The market for Morris was not quite that hot, and there is a lot of buzz around the league about how that frustrated him. His agent, Rich Paul, ultimately set up a two-year, $20 million contract with the Spurs, which Morris agreed to then backed out of to take a one-year, $15 million contract with the Knicks. That move pissed off the Spurs and led to Morris changing agents.

Rumor is Morris could have gone to the Clippers for three years at an average of $13.7 million at the beginning of free agency but turned it down, according to Frank Isola of The Athletic.

Morris, however, lost out on a much more lucrative contract with the LA Clippers, who were prepared to pay him $41 million over three seasons. A Clippers source said the three-year deal included a provision for Morris to receive 50 percent of his salary on Oct. 1.

Morris was hoping to earn $40 million over two years but the Clippers couldn’t offer that deal if they wanted to sign Kawhi Leonard to a max contract. Once Morris took that stance, the Clippers moved on and acquired Portland’s Maurice Harkless in a four-team trade that included Jimmy Butler signing with the Miami Heat.

One of the biggest challenges for agents is to get the player to understand market realities. For players, their salary is a measuring stick of their worth (even though we know that is flawed reasoning), kind of a capitalistic “you are what the market says you are” approach. Players have egos and often people around them who continuously pump them up. Players often expect the market to be more robust for them than it will end up being, and the agent has to be the voice of reality.

Morris is a good player, but one caught somewhat by circumstance. The market moved very fast this summer — more than 50 deals reached in the first 12 hours — and players who hesitated got lost. The Lakers and Clippers were hung up holding space open for Leonard. This July saw more “you have an hour to take this offer or we have to move on” conversations than in years past. Morris understandably thought he would get a higher payday, but by the time he pivoted the market got thin.

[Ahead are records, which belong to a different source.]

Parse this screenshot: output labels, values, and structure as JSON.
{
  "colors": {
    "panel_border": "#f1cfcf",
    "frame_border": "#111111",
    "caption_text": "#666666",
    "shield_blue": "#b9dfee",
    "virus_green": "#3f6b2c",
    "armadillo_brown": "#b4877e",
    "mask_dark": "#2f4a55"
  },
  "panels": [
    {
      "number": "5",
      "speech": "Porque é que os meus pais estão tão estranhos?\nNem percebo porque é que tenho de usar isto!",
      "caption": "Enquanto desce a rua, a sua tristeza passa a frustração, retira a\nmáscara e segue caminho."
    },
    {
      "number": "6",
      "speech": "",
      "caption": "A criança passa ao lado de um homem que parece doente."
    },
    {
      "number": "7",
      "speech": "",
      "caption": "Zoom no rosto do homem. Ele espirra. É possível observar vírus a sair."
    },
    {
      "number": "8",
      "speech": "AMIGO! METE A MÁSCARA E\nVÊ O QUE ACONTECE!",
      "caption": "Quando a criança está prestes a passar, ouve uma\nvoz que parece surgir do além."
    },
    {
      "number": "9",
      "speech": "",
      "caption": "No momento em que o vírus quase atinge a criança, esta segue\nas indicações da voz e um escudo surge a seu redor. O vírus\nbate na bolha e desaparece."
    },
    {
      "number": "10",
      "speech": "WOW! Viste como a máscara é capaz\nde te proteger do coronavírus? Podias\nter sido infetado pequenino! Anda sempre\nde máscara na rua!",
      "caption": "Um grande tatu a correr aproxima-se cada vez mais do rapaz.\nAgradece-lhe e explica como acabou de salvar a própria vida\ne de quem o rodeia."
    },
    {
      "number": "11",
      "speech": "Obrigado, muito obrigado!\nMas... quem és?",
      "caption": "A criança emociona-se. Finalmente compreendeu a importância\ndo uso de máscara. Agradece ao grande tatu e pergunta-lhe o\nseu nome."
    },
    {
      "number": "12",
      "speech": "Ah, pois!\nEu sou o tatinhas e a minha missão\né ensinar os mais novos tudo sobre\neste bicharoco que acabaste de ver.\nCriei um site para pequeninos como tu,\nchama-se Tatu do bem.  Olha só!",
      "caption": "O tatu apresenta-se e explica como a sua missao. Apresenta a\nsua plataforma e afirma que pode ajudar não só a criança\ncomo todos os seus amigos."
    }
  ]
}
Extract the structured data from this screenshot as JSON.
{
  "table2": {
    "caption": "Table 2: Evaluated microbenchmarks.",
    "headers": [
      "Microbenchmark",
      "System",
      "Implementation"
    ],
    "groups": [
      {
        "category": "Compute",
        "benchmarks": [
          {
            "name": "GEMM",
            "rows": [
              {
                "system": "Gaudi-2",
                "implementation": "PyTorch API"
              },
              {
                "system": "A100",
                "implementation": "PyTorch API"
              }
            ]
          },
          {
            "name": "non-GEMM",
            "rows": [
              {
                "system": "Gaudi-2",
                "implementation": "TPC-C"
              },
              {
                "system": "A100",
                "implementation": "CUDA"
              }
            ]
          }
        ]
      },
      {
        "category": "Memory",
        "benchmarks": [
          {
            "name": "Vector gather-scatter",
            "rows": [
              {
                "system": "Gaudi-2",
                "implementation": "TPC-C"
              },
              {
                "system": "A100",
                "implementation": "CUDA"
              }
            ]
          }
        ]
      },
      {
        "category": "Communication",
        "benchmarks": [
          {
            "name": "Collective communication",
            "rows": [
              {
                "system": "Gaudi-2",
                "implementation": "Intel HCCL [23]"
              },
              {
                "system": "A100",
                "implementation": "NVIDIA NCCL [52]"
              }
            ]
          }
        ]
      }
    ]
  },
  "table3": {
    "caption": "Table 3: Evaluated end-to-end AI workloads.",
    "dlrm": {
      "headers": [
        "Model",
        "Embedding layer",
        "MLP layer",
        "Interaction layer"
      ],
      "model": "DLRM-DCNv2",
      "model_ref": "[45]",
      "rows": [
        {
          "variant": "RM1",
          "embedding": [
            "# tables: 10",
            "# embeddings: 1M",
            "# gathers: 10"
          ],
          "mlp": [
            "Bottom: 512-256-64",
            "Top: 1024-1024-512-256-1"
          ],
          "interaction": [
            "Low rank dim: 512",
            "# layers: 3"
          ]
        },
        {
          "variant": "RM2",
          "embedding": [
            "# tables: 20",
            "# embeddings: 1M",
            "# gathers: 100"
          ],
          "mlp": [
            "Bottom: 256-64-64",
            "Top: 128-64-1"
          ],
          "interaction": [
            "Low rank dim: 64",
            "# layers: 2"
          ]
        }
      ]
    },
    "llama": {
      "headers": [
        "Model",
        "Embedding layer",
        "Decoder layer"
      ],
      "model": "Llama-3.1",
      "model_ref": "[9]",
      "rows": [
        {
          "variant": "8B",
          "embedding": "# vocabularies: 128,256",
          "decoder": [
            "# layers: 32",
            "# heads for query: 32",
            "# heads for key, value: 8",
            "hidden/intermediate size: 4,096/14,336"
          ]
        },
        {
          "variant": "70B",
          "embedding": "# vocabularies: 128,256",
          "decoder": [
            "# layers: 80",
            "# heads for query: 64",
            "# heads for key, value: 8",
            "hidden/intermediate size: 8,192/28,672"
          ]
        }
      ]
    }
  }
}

For the Clippers, everything worked out just fine, thank you very much.

For Morris, what kind of season he has and what kind of market there will be for him next July will be something to watch.